I had a lettuce wrap with Thai shrimp and some calamari to begin, followed by a massive salad with heaps of Cajun shrimp, artichoke hearts, and fire-roasted red peppers, and then finished it all off with a taste of apple crumble and a few bites of cookies with ice cream on top. Delicious! But I’m especially looking forward to tomorrow night’s dinner, which will be a specially-prepared POM affair.

PA190015

It’s time for this health blogger to crawl into bed before a busy day tomorrow of touring the orchards! I love being a part of this experience.

h1

Poll: How do you like your bananas?

October 9, 2009

Last month’s poll

Last month we discussed ingredient lists which, truth be told, are a favourite subject of mine (as you probably already know if you’re a regular reader around here!). I’m ecstatic to report that out of 35 voters, 71% always read the front of the package, the nutrition facts table, and the ingredient list! 26% sometimes check the ingredient list, 3% don’t really care what’s in their food, and 0% say that they trust the nutrition claims made on the front packaging of food products.

Obviously, with the demographic of readers we have here, as always the results are going to be heavily skewed. But it is so nice to see such a high percentage of people reading ingredient lists. I fully support not trusting major food corporations, until those food manufacturers smarten up and start caring about our health rather than solely about making a profit.

This month’s poll

This week while I was studying researching procrastinating, I came across this post at The Delicious about bananas. It occurred to me that Sarah is onto something: no one really seems to “like” bananas.

I eat bananas in some form nearly every day. But I never eat just a banana. No. It’s mixed into oatmeal. It’s smeared with nut butter. It’s turned into bread or muffins. It’s used as a substitute for fats in baking. It’s tossed into smoothies. It’s sandwiched between a couple slices of bread or rolled inside a tortilla or pita. But to take it along with me as a snack, all by its lonesome? Preposterous!

Bananas are a fantastic source of nutrition, and as Sarah pointed out, just about any home will have a lonely bunch hanging from a basket in the kitchen. But who eats them? And how do they get eaten? Does anyone really care for bananas when they aren’t combined with something else? I’m interested to know.

That is our (very profound, thought-provoking, and deeply philosophical) question for this month’s poll! What’s your opinion on bananas? When I went to Cambodia, we made banana flower salad and used banana leaves to create cups. A woman I met there knew all about the fruit because she owned a banana plantation in the Caribbean. Bananas are a great source of vitamin B6 (vegans, are you listening? :)). All around, they’re a pretty great fruit!

The World’s Healthiest Foods website- one of my favourite resources to learn about nutrition- talks all about the health benefits of bananas if you’re interested in reading more.
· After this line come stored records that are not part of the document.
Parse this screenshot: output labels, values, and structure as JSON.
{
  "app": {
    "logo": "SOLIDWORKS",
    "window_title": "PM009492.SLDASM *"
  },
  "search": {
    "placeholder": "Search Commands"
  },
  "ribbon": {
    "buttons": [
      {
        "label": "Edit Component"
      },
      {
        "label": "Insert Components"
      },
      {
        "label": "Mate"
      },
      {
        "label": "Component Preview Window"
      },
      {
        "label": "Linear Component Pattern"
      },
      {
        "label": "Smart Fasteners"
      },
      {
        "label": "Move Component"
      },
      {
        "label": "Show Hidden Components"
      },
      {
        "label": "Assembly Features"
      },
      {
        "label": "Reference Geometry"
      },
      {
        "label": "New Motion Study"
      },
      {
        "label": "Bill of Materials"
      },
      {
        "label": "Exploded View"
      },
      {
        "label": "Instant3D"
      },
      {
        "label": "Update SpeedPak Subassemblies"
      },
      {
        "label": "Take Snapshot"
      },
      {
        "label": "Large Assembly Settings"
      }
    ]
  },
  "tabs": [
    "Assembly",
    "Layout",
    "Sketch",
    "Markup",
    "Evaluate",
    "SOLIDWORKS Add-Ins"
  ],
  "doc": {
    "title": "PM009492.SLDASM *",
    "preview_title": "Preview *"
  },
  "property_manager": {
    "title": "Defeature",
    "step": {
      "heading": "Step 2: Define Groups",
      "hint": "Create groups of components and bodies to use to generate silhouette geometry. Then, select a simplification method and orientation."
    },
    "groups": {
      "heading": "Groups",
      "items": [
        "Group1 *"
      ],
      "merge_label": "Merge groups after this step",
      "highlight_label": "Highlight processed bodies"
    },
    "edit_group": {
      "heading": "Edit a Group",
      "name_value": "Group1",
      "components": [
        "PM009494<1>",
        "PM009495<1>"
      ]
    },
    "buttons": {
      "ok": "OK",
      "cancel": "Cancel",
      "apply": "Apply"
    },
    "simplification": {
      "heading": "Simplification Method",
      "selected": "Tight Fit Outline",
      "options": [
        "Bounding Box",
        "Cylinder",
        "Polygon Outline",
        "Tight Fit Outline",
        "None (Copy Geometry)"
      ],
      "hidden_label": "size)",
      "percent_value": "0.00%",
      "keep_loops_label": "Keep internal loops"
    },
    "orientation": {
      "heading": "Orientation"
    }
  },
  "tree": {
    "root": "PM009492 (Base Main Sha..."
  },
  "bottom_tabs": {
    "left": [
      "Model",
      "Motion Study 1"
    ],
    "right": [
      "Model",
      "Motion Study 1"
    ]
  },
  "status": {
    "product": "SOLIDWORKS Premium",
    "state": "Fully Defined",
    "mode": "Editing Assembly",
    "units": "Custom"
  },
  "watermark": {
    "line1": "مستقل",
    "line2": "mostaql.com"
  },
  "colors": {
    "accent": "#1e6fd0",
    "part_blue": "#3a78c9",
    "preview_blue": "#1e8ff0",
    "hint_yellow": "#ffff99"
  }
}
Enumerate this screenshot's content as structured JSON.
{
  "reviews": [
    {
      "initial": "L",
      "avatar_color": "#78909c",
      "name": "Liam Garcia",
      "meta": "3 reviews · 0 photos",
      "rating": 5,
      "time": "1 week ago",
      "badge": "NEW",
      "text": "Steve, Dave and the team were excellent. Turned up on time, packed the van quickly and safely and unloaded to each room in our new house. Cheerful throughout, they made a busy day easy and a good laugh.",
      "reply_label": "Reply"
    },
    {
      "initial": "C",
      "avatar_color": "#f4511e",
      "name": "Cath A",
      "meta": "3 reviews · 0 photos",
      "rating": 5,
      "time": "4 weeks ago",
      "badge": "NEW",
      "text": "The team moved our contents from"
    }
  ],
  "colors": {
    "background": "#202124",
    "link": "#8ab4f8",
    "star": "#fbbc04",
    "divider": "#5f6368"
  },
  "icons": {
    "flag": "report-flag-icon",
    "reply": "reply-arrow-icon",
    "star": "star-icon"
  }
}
Speaking of the World’s Healthiest Foods website, I’m thinking about writing a separate blog post for every food on the website, to spread the awareness about the nutrients in each of these foods and to post a recipe for each. Let me know if that’s something you’d all be interested in reading more about! I would probably pick a different food each week so that one out of every three blog posts would be featuring a World’s Healthiest Food (the other two posts each week would be regular Living Healthy articles).

Leave your opinions about the World’s Healthiest Foods idea or about your thoughts on bananas in the comments!

You still have a few days left to enter my giveaway for Mimi Spencer’s 101 Things to Do Before You Diet, too.